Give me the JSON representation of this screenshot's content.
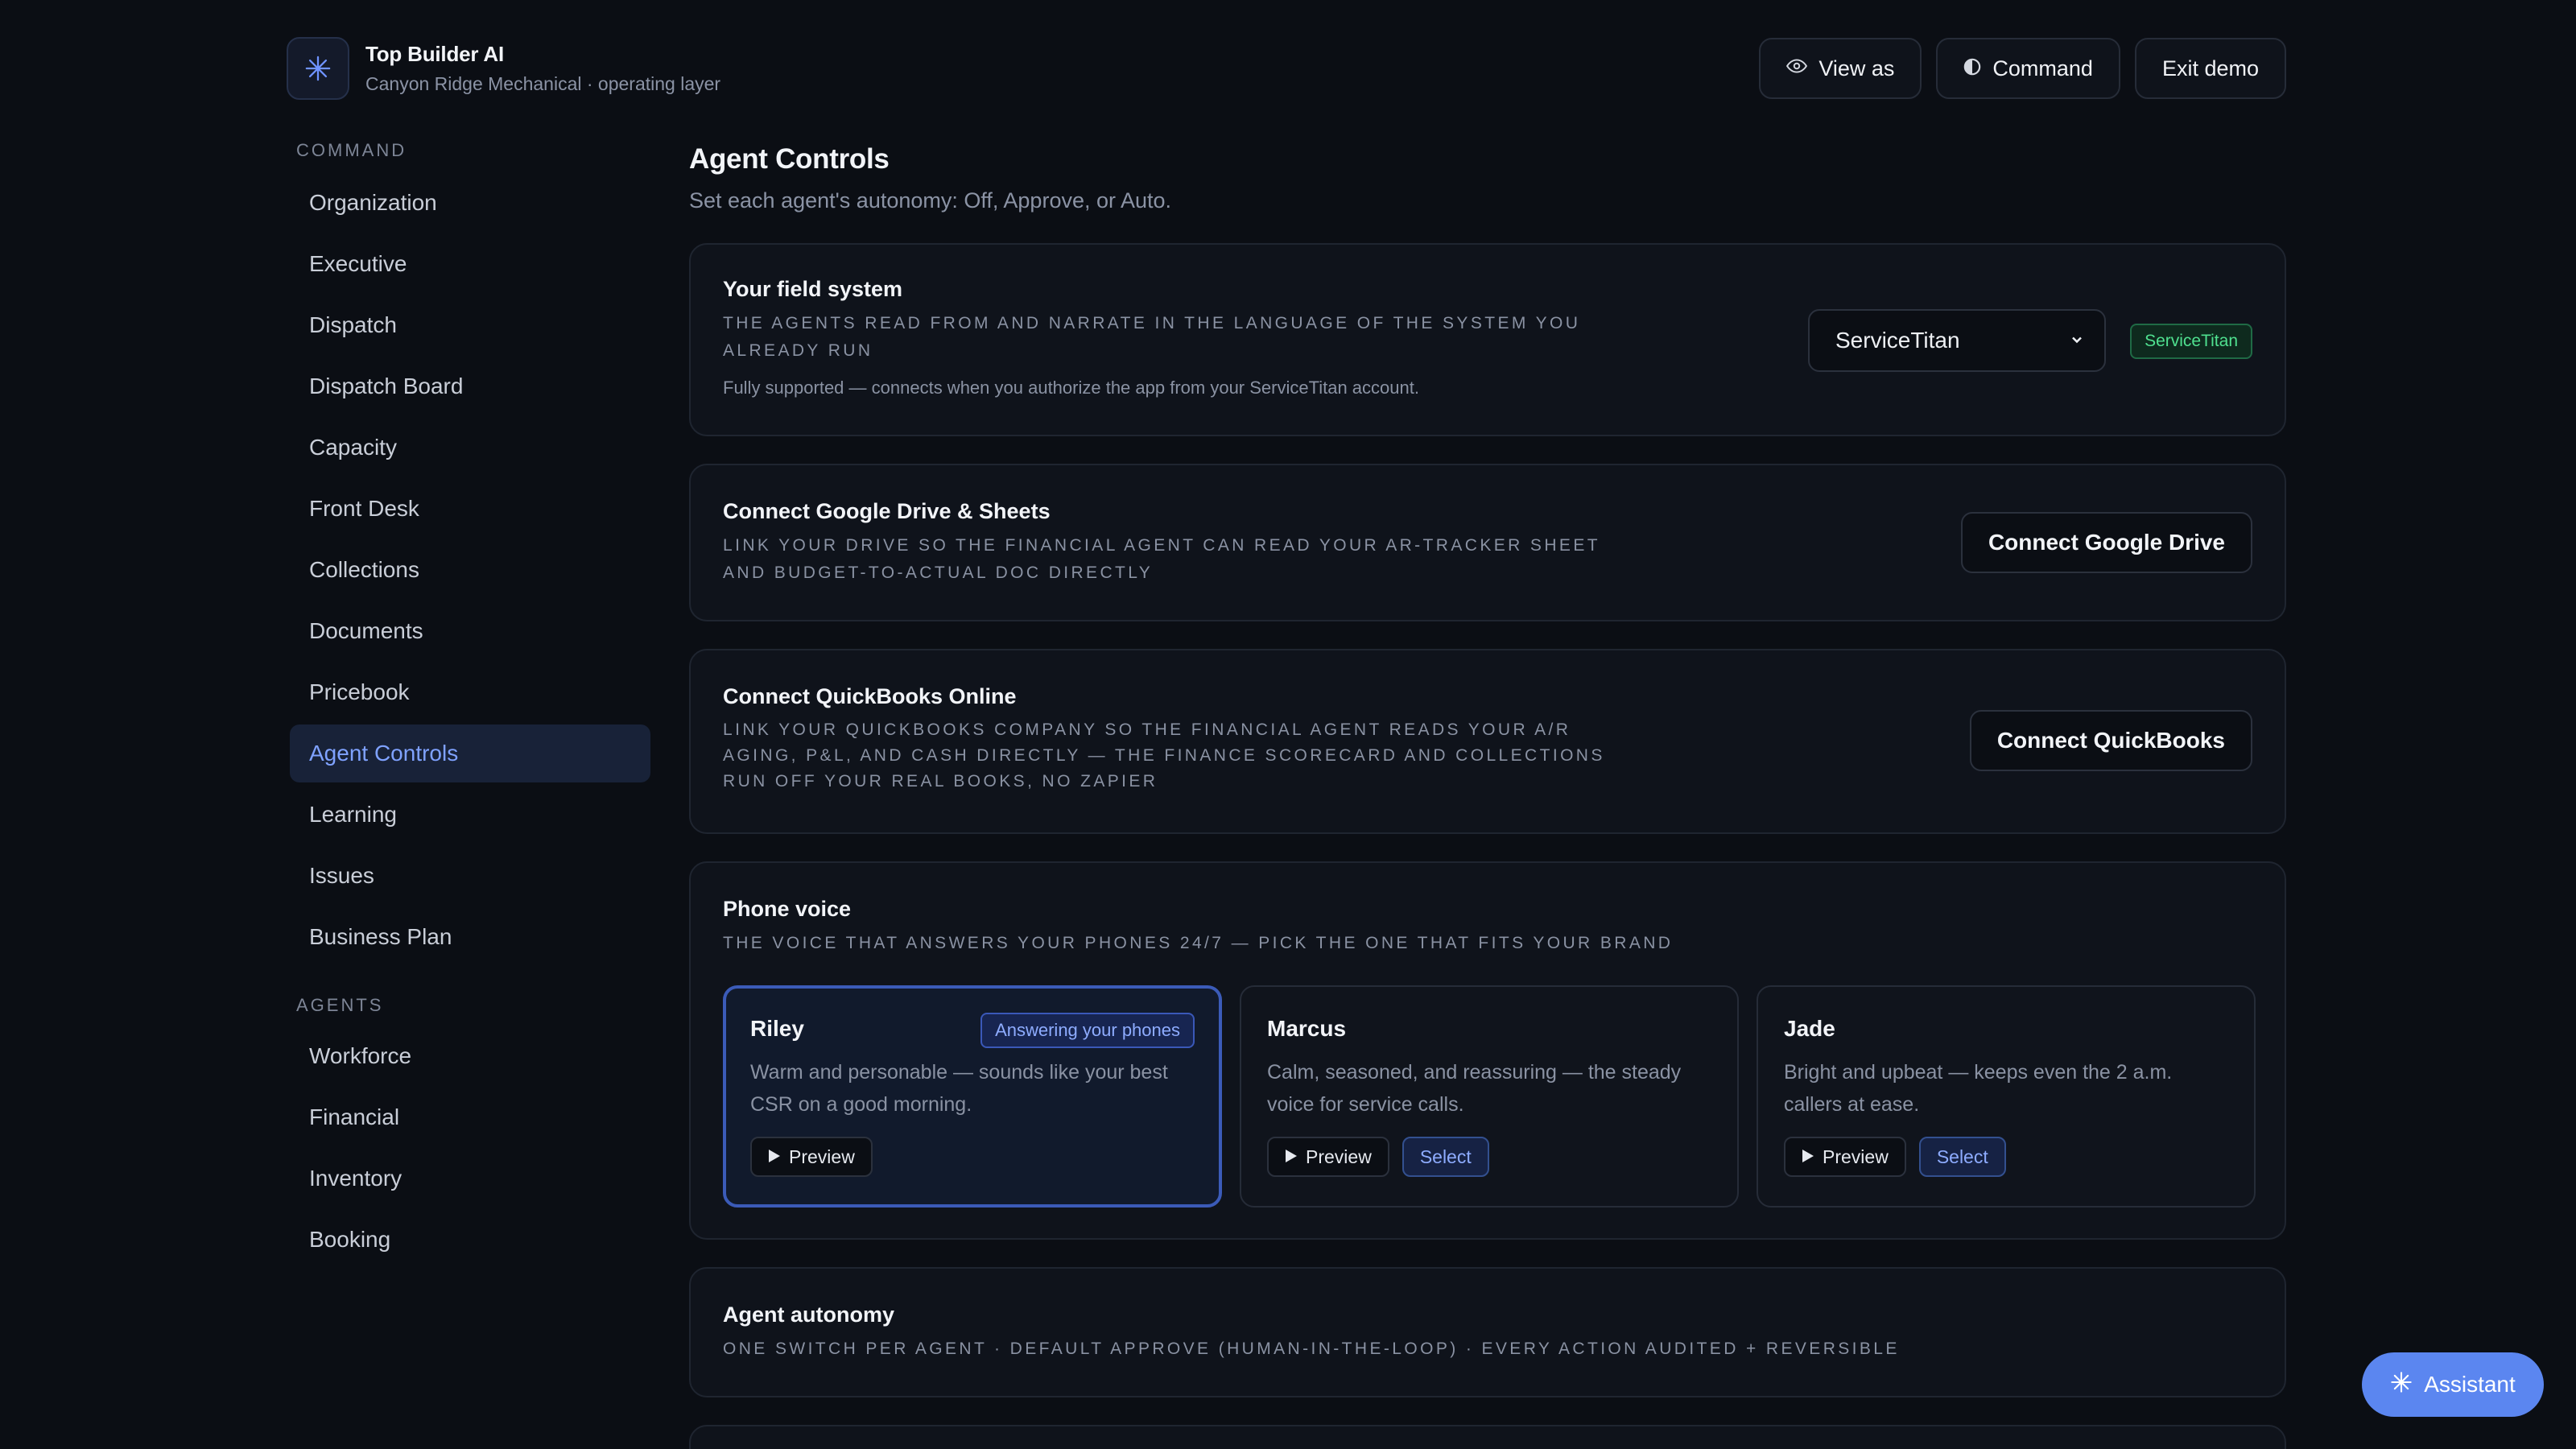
{
  "brand": {
    "title": "Top Builder AI",
    "subtitle": "Canyon Ridge Mechanical · operating layer",
    "logo_icon": "sparkle-icon"
  },
  "header_actions": {
    "view_as": "View as",
    "command": "Command",
    "exit_demo": "Exit demo"
  },
  "sidebar": {
    "command_heading": "COMMAND",
    "command_items": [
      {
        "label": "Organization"
      },
      {
        "label": "Executive"
      },
      {
        "label": "Dispatch"
      },
      {
        "label": "Dispatch Board"
      },
      {
        "label": "Capacity"
      },
      {
        "label": "Front Desk"
      },
      {
        "label": "Collections"
      },
      {
        "label": "Documents"
      },
      {
        "label": "Pricebook"
      },
      {
        "label": "Agent Controls",
        "active": true
      },
      {
        "label": "Learning"
      },
      {
        "label": "Issues"
      },
      {
        "label": "Business Plan"
      }
    ],
    "agents_heading": "AGENTS",
    "agent_items": [
      {
        "label": "Workforce"
      },
      {
        "label": "Financial"
      },
      {
        "label": "Inventory"
      },
      {
        "label": "Booking"
      }
    ]
  },
  "main": {
    "title": "Agent Controls",
    "subtitle": "Set each agent's autonomy: Off, Approve, or Auto."
  },
  "field_system": {
    "title": "Your field system",
    "caps": "The agents read from and narrate in the language of the system you already run",
    "note": "Fully supported — connects when you authorize the app from your ServiceTitan account.",
    "selected_value": "ServiceTitan",
    "badge": "ServiceTitan"
  },
  "google_drive": {
    "title": "Connect Google Drive & Sheets",
    "caps": "Link your Drive so the financial agent can read your AR-tracker sheet and budget-to-actual doc directly",
    "button": "Connect Google Drive"
  },
  "quickbooks": {
    "title": "Connect QuickBooks Online",
    "caps": "Link your QuickBooks company so the financial agent reads your A/R aging, P&L, and cash directly — the finance scorecard and collections run off your real books, no Zapier",
    "button": "Connect QuickBooks"
  },
  "phone_voice": {
    "title": "Phone voice",
    "caps": "The voice that answers your phones 24/7 — pick the one that fits your brand",
    "voices": [
      {
        "name": "Riley",
        "desc": "Warm and personable — sounds like your best CSR on a good morning.",
        "badge": "Answering your phones",
        "preview": "Preview",
        "selected": true
      },
      {
        "name": "Marcus",
        "desc": "Calm, seasoned, and reassuring — the steady voice for service calls.",
        "preview": "Preview",
        "select": "Select"
      },
      {
        "name": "Jade",
        "desc": "Bright and upbeat — keeps even the 2 a.m. callers at ease.",
        "preview": "Preview",
        "select": "Select"
      }
    ]
  },
  "autonomy": {
    "title": "Agent autonomy",
    "caps": "One switch per agent · Default Approve (human-in-the-loop) · Every action audited + reversible"
  },
  "assistant": {
    "label": "Assistant"
  },
  "colors": {
    "background": "#0b0e14",
    "accent": "#5b86f0",
    "active_nav": "#7fa2ff",
    "success_badge": "#4fe08f"
  }
}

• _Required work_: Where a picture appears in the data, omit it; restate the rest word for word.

• _Response to this exercise_:
Give me the JSON representation of this screenshot's content.
{
  "brand": {
    "title": "Top Builder AI",
    "subtitle": "Canyon Ridge Mechanical · operating layer",
    "logo_icon": "sparkle-icon"
  },
  "header_actions": {
    "view_as": "View as",
    "command": "Command",
    "exit_demo": "Exit demo"
  },
  "sidebar": {
    "command_heading": "COMMAND",
    "command_items": [
      {
        "label": "Organization"
      },
      {
        "label": "Executive"
      },
      {
        "label": "Dispatch"
      },
      {
        "label": "Dispatch Board"
      },
      {
        "label": "Capacity"
      },
      {
        "label": "Front Desk"
      },
      {
        "label": "Collections"
      },
      {
        "label": "Documents"
      },
      {
        "label": "Pricebook"
      },
      {
        "label": "Agent Controls",
        "active": true
      },
      {
        "label": "Learning"
      },
      {
        "label": "Issues"
      },
      {
        "label": "Business Plan"
      }
    ],
    "agents_heading": "AGENTS",
    "agent_items": [
      {
        "label": "Workforce"
      },
      {
        "label": "Financial"
      },
      {
        "label": "Inventory"
      },
      {
        "label": "Booking"
      }
    ]
  },
  "main": {
    "title": "Agent Controls",
    "subtitle": "Set each agent's autonomy: Off, Approve, or Auto."
  },
  "field_system": {
    "title": "Your field system",
    "caps": "The agents read from and narrate in the language of the system you already run",
    "note": "Fully supported — connects when you authorize the app from your ServiceTitan account.",
    "selected_value": "ServiceTitan",
    "badge": "ServiceTitan"
  },
  "google_drive": {
    "title": "Connect Google Drive & Sheets",
    "caps": "Link your Drive so the financial agent can read your AR-tracker sheet and budget-to-actual doc directly",
    "button": "Connect Google Drive"
  },
  "quickbooks": {
    "title": "Connect QuickBooks Online",
    "caps": "Link your QuickBooks company so the financial agent reads your A/R aging, P&L, and cash directly — the finance scorecard and collections run off your real books, no Zapier",
    "button": "Connect QuickBooks"
  },
  "phone_voice": {
    "title": "Phone voice",
    "caps": "The voice that answers your phones 24/7 — pick the one that fits your brand",
    "voices": [
      {
        "name": "Riley",
        "desc": "Warm and personable — sounds like your best CSR on a good morning.",
        "badge": "Answering your phones",
        "preview": "Preview",
        "selected": true
      },
      {
        "name": "Marcus",
        "desc": "Calm, seasoned, and reassuring — the steady voice for service calls.",
        "preview": "Preview",
        "select": "Select"
      },
      {
        "name": "Jade",
        "desc": "Bright and upbeat — keeps even the 2 a.m. callers at ease.",
        "preview": "Preview",
        "select": "Select"
      }
    ]
  },
  "autonomy": {
    "title": "Agent autonomy",
    "caps": "One switch per agent · Default Approve (human-in-the-loop) · Every action audited + reversible"
  },
  "assistant": {
    "label": "Assistant"
  },
  "colors": {
    "background": "#0b0e14",
    "accent": "#5b86f0",
    "active_nav": "#7fa2ff",
    "success_badge": "#4fe08f"
  }
}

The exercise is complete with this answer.